To do:
Your task is to retype every entry exactly while omitting the pictures.

**** Input data

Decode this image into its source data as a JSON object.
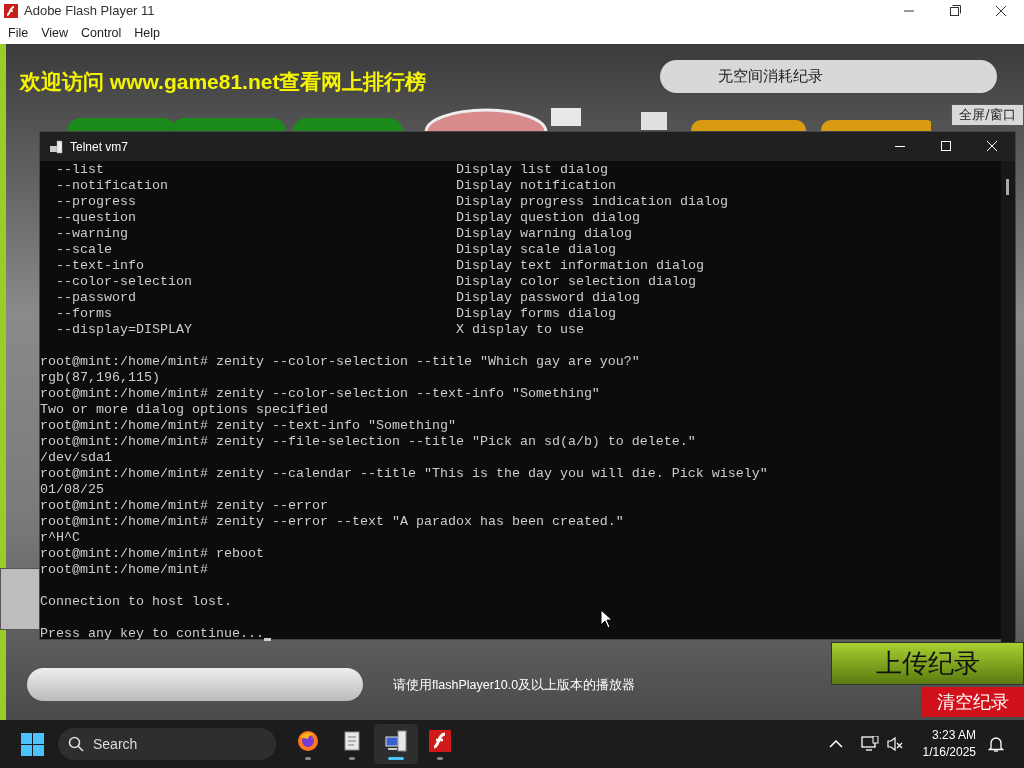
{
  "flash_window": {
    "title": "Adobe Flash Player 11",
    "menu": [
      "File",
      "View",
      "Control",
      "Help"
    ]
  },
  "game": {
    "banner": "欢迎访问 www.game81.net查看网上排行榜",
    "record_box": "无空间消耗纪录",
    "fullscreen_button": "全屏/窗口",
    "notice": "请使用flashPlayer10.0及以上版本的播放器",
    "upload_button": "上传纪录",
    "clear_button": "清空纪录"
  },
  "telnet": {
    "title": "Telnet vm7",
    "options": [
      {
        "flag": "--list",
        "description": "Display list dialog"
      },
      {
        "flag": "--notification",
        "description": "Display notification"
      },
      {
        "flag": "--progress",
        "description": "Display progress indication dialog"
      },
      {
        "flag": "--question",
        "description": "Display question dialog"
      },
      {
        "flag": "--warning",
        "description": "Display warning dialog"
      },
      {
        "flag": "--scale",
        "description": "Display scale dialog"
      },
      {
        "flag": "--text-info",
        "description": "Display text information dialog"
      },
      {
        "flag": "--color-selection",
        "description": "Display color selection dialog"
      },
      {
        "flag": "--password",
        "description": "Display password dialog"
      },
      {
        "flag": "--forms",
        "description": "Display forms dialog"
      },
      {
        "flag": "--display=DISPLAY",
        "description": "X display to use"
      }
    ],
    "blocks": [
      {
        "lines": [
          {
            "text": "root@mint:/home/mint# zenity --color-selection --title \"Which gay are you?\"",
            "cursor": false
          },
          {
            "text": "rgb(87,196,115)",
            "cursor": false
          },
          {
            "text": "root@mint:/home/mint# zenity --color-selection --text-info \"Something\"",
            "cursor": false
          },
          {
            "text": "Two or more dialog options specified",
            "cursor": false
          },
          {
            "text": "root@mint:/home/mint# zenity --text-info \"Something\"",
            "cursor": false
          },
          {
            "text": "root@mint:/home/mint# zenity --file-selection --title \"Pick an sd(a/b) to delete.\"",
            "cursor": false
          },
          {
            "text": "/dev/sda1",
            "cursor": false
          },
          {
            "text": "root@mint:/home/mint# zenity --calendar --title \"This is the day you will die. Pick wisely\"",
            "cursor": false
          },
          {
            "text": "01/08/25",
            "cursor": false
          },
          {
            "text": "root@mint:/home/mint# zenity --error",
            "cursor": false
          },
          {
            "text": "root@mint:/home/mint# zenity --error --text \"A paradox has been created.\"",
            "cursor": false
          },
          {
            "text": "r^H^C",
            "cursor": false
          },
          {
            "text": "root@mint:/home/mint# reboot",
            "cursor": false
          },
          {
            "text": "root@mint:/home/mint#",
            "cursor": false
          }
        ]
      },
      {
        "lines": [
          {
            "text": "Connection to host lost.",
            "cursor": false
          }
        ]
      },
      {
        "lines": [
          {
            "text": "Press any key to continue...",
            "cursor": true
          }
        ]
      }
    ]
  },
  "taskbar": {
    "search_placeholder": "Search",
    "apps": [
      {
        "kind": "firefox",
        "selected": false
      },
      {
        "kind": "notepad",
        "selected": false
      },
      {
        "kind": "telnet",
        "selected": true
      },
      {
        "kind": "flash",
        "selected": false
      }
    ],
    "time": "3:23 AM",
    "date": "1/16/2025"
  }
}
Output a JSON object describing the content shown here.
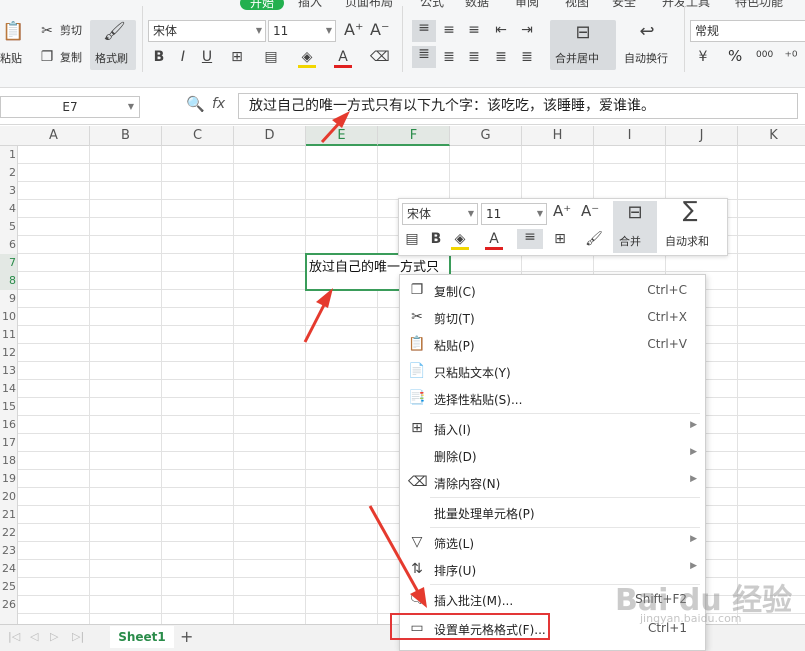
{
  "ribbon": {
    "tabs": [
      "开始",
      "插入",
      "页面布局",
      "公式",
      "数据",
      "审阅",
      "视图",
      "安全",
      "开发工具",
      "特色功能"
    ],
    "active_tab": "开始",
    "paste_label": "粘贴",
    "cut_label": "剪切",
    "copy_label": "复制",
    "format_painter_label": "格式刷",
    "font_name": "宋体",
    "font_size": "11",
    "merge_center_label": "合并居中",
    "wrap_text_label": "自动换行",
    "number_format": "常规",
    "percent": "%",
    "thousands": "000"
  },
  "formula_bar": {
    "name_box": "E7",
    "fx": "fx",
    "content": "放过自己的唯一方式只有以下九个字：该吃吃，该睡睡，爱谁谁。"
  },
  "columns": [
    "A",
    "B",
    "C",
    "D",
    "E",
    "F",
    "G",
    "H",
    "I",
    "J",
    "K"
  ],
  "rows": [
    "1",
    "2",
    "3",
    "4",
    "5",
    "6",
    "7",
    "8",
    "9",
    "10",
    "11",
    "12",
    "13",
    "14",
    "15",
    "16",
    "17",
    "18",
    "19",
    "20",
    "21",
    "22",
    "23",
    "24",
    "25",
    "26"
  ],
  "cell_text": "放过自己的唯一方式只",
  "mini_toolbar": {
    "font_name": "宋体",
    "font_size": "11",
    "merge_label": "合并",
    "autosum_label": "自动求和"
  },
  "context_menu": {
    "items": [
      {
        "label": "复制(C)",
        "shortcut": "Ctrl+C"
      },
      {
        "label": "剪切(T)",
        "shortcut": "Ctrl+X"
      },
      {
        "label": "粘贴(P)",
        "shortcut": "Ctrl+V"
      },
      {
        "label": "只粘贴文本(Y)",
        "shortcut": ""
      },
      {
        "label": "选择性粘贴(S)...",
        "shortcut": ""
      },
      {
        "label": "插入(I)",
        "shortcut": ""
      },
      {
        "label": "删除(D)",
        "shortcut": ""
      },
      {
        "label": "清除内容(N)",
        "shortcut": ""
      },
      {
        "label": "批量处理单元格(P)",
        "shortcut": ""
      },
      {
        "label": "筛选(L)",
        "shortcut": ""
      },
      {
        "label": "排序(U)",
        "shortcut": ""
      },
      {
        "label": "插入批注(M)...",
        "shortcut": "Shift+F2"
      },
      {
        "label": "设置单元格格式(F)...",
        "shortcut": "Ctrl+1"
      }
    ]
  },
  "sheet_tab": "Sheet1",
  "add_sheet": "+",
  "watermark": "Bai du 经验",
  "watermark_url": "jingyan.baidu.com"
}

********

Answer space:
Decode this image into its source data as a JSON object.
{
  "flash_window": {
    "title": "Adobe Flash Player 11",
    "menu": [
      "File",
      "View",
      "Control",
      "Help"
    ]
  },
  "game": {
    "banner": "欢迎访问 www.game81.net查看网上排行榜",
    "record_box": "无空间消耗纪录",
    "fullscreen_button": "全屏/窗口",
    "notice": "请使用flashPlayer10.0及以上版本的播放器",
    "upload_button": "上传纪录",
    "clear_button": "清空纪录"
  },
  "telnet": {
    "title": "Telnet vm7",
    "options": [
      {
        "flag": "--list",
        "description": "Display list dialog"
      },
      {
        "flag": "--notification",
        "description": "Display notification"
      },
      {
        "flag": "--progress",
        "description": "Display progress indication dialog"
      },
      {
        "flag": "--question",
        "description": "Display question dialog"
      },
      {
        "flag": "--warning",
        "description": "Display warning dialog"
      },
      {
        "flag": "--scale",
        "description": "Display scale dialog"
      },
      {
        "flag": "--text-info",
        "description": "Display text information dialog"
      },
      {
        "flag": "--color-selection",
        "description": "Display color selection dialog"
      },
      {
        "flag": "--password",
        "description": "Display password dialog"
      },
      {
        "flag": "--forms",
        "description": "Display forms dialog"
      },
      {
        "flag": "--display=DISPLAY",
        "description": "X display to use"
      }
    ],
    "blocks": [
      {
        "lines": [
          {
            "text": "root@mint:/home/mint# zenity --color-selection --title \"Which gay are you?\"",
            "cursor": false
          },
          {
            "text": "rgb(87,196,115)",
            "cursor": false
          },
          {
            "text": "root@mint:/home/mint# zenity --color-selection --text-info \"Something\"",
            "cursor": false
          },
          {
            "text": "Two or more dialog options specified",
            "cursor": false
          },
          {
            "text": "root@mint:/home/mint# zenity --text-info \"Something\"",
            "cursor": false
          },
          {
            "text": "root@mint:/home/mint# zenity --file-selection --title \"Pick an sd(a/b) to delete.\"",
            "cursor": false
          },
          {
            "text": "/dev/sda1",
            "cursor": false
          },
          {
            "text": "root@mint:/home/mint# zenity --calendar --title \"This is the day you will die. Pick wisely\"",
            "cursor": false
          },
          {
            "text": "01/08/25",
            "cursor": false
          },
          {
            "text": "root@mint:/home/mint# zenity --error",
            "cursor": false
          },
          {
            "text": "root@mint:/home/mint# zenity --error --text \"A paradox has been created.\"",
            "cursor": false
          },
          {
            "text": "r^H^C",
            "cursor": false
          },
          {
            "text": "root@mint:/home/mint# reboot",
            "cursor": false
          },
          {
            "text": "root@mint:/home/mint#",
            "cursor": false
          }
        ]
      },
      {
        "lines": [
          {
            "text": "Connection to host lost.",
            "cursor": false
          }
        ]
      },
      {
        "lines": [
          {
            "text": "Press any key to continue...",
            "cursor": true
          }
        ]
      }
    ]
  },
  "taskbar": {
    "search_placeholder": "Search",
    "apps": [
      {
        "kind": "firefox",
        "selected": false
      },
      {
        "kind": "notepad",
        "selected": false
      },
      {
        "kind": "telnet",
        "selected": true
      },
      {
        "kind": "flash",
        "selected": false
      }
    ],
    "time": "3:23 AM",
    "date": "1/16/2025"
  }
}
Output a JSON object describing the content shown here.
{
  "ribbon": {
    "tabs": [
      "开始",
      "插入",
      "页面布局",
      "公式",
      "数据",
      "审阅",
      "视图",
      "安全",
      "开发工具",
      "特色功能"
    ],
    "active_tab": "开始",
    "paste_label": "粘贴",
    "cut_label": "剪切",
    "copy_label": "复制",
    "format_painter_label": "格式刷",
    "font_name": "宋体",
    "font_size": "11",
    "merge_center_label": "合并居中",
    "wrap_text_label": "自动换行",
    "number_format": "常规",
    "percent": "%",
    "thousands": "000"
  },
  "formula_bar": {
    "name_box": "E7",
    "fx": "fx",
    "content": "放过自己的唯一方式只有以下九个字：该吃吃，该睡睡，爱谁谁。"
  },
  "columns": [
    "A",
    "B",
    "C",
    "D",
    "E",
    "F",
    "G",
    "H",
    "I",
    "J",
    "K"
  ],
  "rows": [
    "1",
    "2",
    "3",
    "4",
    "5",
    "6",
    "7",
    "8",
    "9",
    "10",
    "11",
    "12",
    "13",
    "14",
    "15",
    "16",
    "17",
    "18",
    "19",
    "20",
    "21",
    "22",
    "23",
    "24",
    "25",
    "26"
  ],
  "cell_text": "放过自己的唯一方式只",
  "mini_toolbar": {
    "font_name": "宋体",
    "font_size": "11",
    "merge_label": "合并",
    "autosum_label": "自动求和"
  },
  "context_menu": {
    "items": [
      {
        "label": "复制(C)",
        "shortcut": "Ctrl+C"
      },
      {
        "label": "剪切(T)",
        "shortcut": "Ctrl+X"
      },
      {
        "label": "粘贴(P)",
        "shortcut": "Ctrl+V"
      },
      {
        "label": "只粘贴文本(Y)",
        "shortcut": ""
      },
      {
        "label": "选择性粘贴(S)...",
        "shortcut": ""
      },
      {
        "label": "插入(I)",
        "shortcut": ""
      },
      {
        "label": "删除(D)",
        "shortcut": ""
      },
      {
        "label": "清除内容(N)",
        "shortcut": ""
      },
      {
        "label": "批量处理单元格(P)",
        "shortcut": ""
      },
      {
        "label": "筛选(L)",
        "shortcut": ""
      },
      {
        "label": "排序(U)",
        "shortcut": ""
      },
      {
        "label": "插入批注(M)...",
        "shortcut": "Shift+F2"
      },
      {
        "label": "设置单元格格式(F)...",
        "shortcut": "Ctrl+1"
      }
    ]
  },
  "sheet_tab": "Sheet1",
  "add_sheet": "+",
  "watermark": "Bai du 经验",
  "watermark_url": "jingyan.baidu.com"
}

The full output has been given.